* Task brief *
Go through the entries, filter for the word "time", and copy every line that has it.
--- Information provided ---
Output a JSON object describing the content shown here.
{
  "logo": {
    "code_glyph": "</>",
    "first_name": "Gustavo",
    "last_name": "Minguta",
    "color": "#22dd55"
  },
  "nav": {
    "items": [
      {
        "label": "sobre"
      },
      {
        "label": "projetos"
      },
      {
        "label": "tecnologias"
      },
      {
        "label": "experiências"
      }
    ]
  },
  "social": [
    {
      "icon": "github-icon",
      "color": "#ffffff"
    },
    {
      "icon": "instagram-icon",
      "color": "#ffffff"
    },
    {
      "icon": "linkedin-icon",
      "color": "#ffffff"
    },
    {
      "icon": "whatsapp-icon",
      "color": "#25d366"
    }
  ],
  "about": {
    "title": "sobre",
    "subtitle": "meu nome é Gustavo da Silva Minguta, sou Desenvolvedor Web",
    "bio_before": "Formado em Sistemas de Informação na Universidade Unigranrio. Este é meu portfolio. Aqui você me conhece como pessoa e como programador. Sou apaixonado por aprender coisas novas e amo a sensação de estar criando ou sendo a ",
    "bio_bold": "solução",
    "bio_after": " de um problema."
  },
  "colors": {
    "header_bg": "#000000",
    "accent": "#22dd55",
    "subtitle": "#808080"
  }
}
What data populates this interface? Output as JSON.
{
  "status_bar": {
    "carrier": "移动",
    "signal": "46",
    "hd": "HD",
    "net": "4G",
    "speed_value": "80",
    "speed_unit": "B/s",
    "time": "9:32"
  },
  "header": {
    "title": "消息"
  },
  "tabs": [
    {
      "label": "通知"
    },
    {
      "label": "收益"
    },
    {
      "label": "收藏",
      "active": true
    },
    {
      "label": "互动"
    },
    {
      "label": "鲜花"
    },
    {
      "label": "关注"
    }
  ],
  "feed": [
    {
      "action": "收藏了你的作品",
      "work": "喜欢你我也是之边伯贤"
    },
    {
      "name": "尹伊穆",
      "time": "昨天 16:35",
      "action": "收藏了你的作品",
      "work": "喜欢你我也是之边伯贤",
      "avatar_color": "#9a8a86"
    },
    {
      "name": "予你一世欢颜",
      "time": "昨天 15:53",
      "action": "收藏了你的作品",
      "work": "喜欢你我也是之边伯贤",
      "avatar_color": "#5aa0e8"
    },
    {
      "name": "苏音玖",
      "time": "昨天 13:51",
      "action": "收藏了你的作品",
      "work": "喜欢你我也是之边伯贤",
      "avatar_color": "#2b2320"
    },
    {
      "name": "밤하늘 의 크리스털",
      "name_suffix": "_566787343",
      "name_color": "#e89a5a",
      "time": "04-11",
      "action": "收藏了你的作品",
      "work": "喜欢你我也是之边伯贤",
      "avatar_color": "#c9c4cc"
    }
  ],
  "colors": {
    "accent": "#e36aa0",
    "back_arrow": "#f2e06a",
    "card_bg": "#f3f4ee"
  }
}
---
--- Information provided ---
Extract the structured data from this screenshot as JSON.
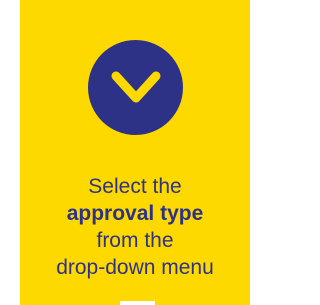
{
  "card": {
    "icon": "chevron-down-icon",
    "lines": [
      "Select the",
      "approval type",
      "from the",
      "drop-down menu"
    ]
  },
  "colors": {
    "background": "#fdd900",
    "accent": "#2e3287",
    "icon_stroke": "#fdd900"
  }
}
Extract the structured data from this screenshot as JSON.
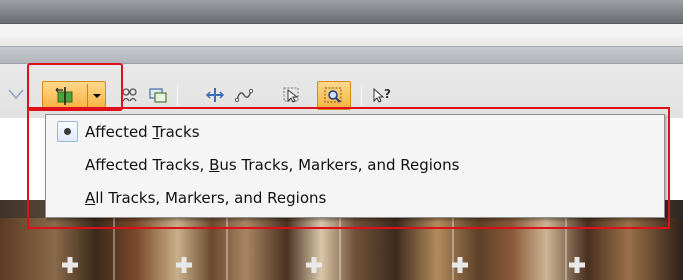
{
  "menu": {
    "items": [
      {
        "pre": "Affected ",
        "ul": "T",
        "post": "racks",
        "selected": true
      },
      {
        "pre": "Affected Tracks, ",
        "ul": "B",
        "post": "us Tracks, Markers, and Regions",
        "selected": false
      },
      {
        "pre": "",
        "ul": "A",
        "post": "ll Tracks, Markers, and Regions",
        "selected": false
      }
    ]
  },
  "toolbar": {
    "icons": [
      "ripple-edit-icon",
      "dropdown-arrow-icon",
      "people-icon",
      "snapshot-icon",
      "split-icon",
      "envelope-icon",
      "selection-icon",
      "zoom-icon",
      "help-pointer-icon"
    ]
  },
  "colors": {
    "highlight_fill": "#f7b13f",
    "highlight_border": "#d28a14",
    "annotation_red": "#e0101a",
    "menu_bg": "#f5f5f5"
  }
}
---
* Task answer *
    "time": "9:32"
      "time": "昨天 16:35",
      "time": "昨天 15:53",
      "time": "昨天 13:51",
      "time": "04-11",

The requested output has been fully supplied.